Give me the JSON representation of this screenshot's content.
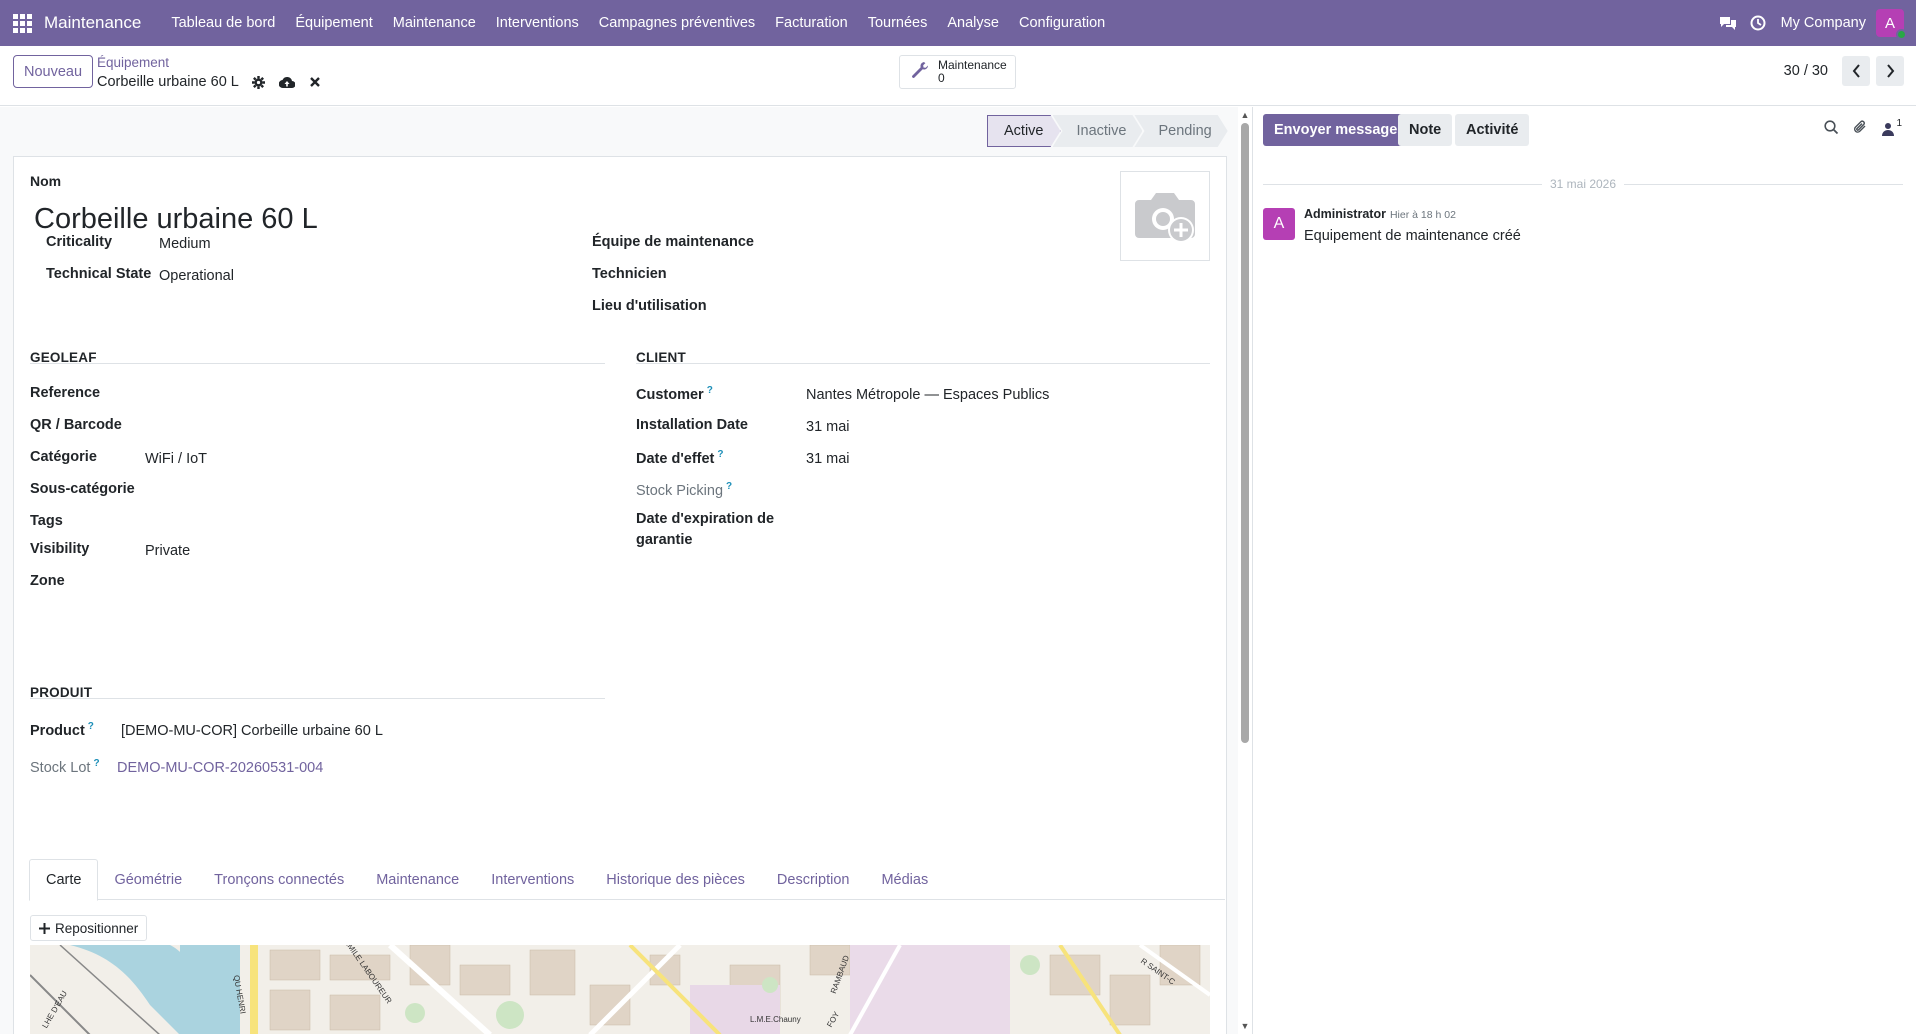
{
  "navbar": {
    "brand": "Maintenance",
    "menu": [
      "Tableau de bord",
      "Équipement",
      "Maintenance",
      "Interventions",
      "Campagnes préventives",
      "Facturation",
      "Tournées",
      "Analyse",
      "Configuration"
    ],
    "company": "My Company",
    "user_initial": "A",
    "accent_color": "#71639e"
  },
  "control": {
    "new_label": "Nouveau",
    "breadcrumb_parent": "Équipement",
    "breadcrumb_current": "Corbeille urbaine 60 L",
    "smart_button_label": "Maintenance",
    "smart_button_count": "0",
    "pager_value": "30 / 30"
  },
  "statusbar": {
    "stages": [
      "Active",
      "Inactive",
      "Pending"
    ],
    "current": "Active"
  },
  "form": {
    "name_label": "Nom",
    "name_value": "Corbeille urbaine 60 L",
    "criticality_label": "Criticality",
    "criticality_value": "Medium",
    "technical_state_label": "Technical State",
    "technical_state_value": "Operational",
    "team_label": "Équipe de maintenance",
    "technician_label": "Technicien",
    "location_label": "Lieu d'utilisation",
    "geoleaf": {
      "title": "GEOLEAF",
      "reference_label": "Reference",
      "qr_label": "QR / Barcode",
      "category_label": "Catégorie",
      "category_value": "WiFi / IoT",
      "subcategory_label": "Sous-catégorie",
      "tags_label": "Tags",
      "visibility_label": "Visibility",
      "visibility_value": "Private",
      "zone_label": "Zone"
    },
    "client": {
      "title": "CLIENT",
      "customer_label": "Customer",
      "customer_value": "Nantes Métropole — Espaces Publics",
      "installation_label": "Installation Date",
      "installation_value": "31 mai",
      "effect_label": "Date d'effet",
      "effect_value": "31 mai",
      "picking_label": "Stock Picking",
      "warranty_label_1": "Date d'expiration de",
      "warranty_label_2": "garantie"
    },
    "produit": {
      "title": "PRODUIT",
      "product_label": "Product",
      "product_value": "[DEMO-MU-COR] Corbeille urbaine 60 L",
      "lot_label": "Stock Lot",
      "lot_value": "DEMO-MU-COR-20260531-004"
    },
    "help_mark": "?"
  },
  "tabs": [
    "Carte",
    "Géométrie",
    "Tronçons connectés",
    "Maintenance",
    "Interventions",
    "Historique des pièces",
    "Description",
    "Médias"
  ],
  "map": {
    "reposition_label": "Repositionner",
    "street_labels": [
      "EMILE LABOUREUR",
      "QU HENRI",
      "RAMBAUD",
      "R SAINT-C",
      "LHE D'EAU",
      "L.M.E.Chauny",
      "FOY"
    ]
  },
  "chatter": {
    "send_label": "Envoyer message",
    "note_label": "Note",
    "activity_label": "Activité",
    "followers_count": "1",
    "date_separator": "31 mai 2026",
    "message": {
      "author": "Administrator",
      "time": "Hier à 18 h 02",
      "body": "Equipement de maintenance créé",
      "avatar_initial": "A"
    }
  }
}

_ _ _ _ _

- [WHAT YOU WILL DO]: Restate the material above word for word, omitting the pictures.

- [RESULT OF THE EXERCISE]:
Give me the JSON representation of this screenshot's content.
{
  "navbar": {
    "brand": "Maintenance",
    "menu": [
      "Tableau de bord",
      "Équipement",
      "Maintenance",
      "Interventions",
      "Campagnes préventives",
      "Facturation",
      "Tournées",
      "Analyse",
      "Configuration"
    ],
    "company": "My Company",
    "user_initial": "A",
    "accent_color": "#71639e"
  },
  "control": {
    "new_label": "Nouveau",
    "breadcrumb_parent": "Équipement",
    "breadcrumb_current": "Corbeille urbaine 60 L",
    "smart_button_label": "Maintenance",
    "smart_button_count": "0",
    "pager_value": "30 / 30"
  },
  "statusbar": {
    "stages": [
      "Active",
      "Inactive",
      "Pending"
    ],
    "current": "Active"
  },
  "form": {
    "name_label": "Nom",
    "name_value": "Corbeille urbaine 60 L",
    "criticality_label": "Criticality",
    "criticality_value": "Medium",
    "technical_state_label": "Technical State",
    "technical_state_value": "Operational",
    "team_label": "Équipe de maintenance",
    "technician_label": "Technicien",
    "location_label": "Lieu d'utilisation",
    "geoleaf": {
      "title": "GEOLEAF",
      "reference_label": "Reference",
      "qr_label": "QR / Barcode",
      "category_label": "Catégorie",
      "category_value": "WiFi / IoT",
      "subcategory_label": "Sous-catégorie",
      "tags_label": "Tags",
      "visibility_label": "Visibility",
      "visibility_value": "Private",
      "zone_label": "Zone"
    },
    "client": {
      "title": "CLIENT",
      "customer_label": "Customer",
      "customer_value": "Nantes Métropole — Espaces Publics",
      "installation_label": "Installation Date",
      "installation_value": "31 mai",
      "effect_label": "Date d'effet",
      "effect_value": "31 mai",
      "picking_label": "Stock Picking",
      "warranty_label_1": "Date d'expiration de",
      "warranty_label_2": "garantie"
    },
    "produit": {
      "title": "PRODUIT",
      "product_label": "Product",
      "product_value": "[DEMO-MU-COR] Corbeille urbaine 60 L",
      "lot_label": "Stock Lot",
      "lot_value": "DEMO-MU-COR-20260531-004"
    },
    "help_mark": "?"
  },
  "tabs": [
    "Carte",
    "Géométrie",
    "Tronçons connectés",
    "Maintenance",
    "Interventions",
    "Historique des pièces",
    "Description",
    "Médias"
  ],
  "map": {
    "reposition_label": "Repositionner",
    "street_labels": [
      "EMILE LABOUREUR",
      "QU HENRI",
      "RAMBAUD",
      "R SAINT-C",
      "LHE D'EAU",
      "L.M.E.Chauny",
      "FOY"
    ]
  },
  "chatter": {
    "send_label": "Envoyer message",
    "note_label": "Note",
    "activity_label": "Activité",
    "followers_count": "1",
    "date_separator": "31 mai 2026",
    "message": {
      "author": "Administrator",
      "time": "Hier à 18 h 02",
      "body": "Equipement de maintenance créé",
      "avatar_initial": "A"
    }
  }
}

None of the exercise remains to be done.